About the Bank
The principal objective of the Central Bank of Iceland is to promote price stability. In addition, the Central Bank of Iceland shall undertake such tasks as are consistent with its role as a central bank, such as maintaining foreign exchange reserves and promoting a sound and efficient financial system, including domestic and cross-border payment systems. The Central Bank of Iceland has the sole right to issue banknotes and to mint and issue coin or other currency that could circulate in place of banknotes or lawful coin.
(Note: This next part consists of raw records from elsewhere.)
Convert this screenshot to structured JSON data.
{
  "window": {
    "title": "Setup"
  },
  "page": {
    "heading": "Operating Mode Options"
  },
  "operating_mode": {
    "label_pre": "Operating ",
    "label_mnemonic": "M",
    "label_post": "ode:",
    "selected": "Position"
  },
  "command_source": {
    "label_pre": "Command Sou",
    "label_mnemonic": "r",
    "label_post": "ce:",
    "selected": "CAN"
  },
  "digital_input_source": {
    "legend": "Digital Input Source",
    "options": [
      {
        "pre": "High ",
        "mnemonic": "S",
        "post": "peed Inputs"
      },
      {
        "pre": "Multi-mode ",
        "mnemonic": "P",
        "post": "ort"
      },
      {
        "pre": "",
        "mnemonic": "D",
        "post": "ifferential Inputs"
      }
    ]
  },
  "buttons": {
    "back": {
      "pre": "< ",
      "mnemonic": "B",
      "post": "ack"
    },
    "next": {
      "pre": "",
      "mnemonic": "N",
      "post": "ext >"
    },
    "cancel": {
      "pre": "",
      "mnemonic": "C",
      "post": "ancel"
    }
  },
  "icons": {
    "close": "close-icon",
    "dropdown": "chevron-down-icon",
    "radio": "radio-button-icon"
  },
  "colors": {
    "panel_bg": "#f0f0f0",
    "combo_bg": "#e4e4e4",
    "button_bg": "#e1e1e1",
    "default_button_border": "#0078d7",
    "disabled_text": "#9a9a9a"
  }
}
The principal objective of the Central Bank of Iceland is to promote price stability and financial stability. By agreement with the Minister, the Bank is authorised to declare a numerical inflation target. The Act on the Central Bank of Iceland, no. 36/2001, provides the Bank full independence in the conduct of monetary policy so as to achieve the inflation target, which is defined as a 2½% increase in the price of goods and services over a twelve-month period.More
The Central Bank collaborates in a number of ways with a large number of foreign financial institutions, including other central banks, not least in the Nordic region. It also engages in regular cooperation with the European Central Bank and the Organisation for Economic Co-operation and Development (OECD) and is a shareholder in the Bank for International Settlements (BIS) in Basel, Switzerland. The Central Bank represents Iceland at the International Monetary Fund (IMF).More
The Central Bank of Iceland oversees Treasury foreign borrowing and conducts domestic auctions, buybacks, and Treasury bond redemptions. It also executes primary dealer agreements and oversees securities lending to primary dealers in accordance with an agreement made with the Ministry of Finance and Economic Affairs on 18 October 2010.More
The Central Bank of Iceland is required by law to invest the foreign exchange reserves. The Central Bank’s foreign exchange reserves enable it to achieve its goals and fulfil its duties. The reserves mitigate the effects of external risks related to changes in access to credit and fluctuations in capital flows to and from Iceland. They enable the Bank to help the Treasury meet its need for foreign currency.More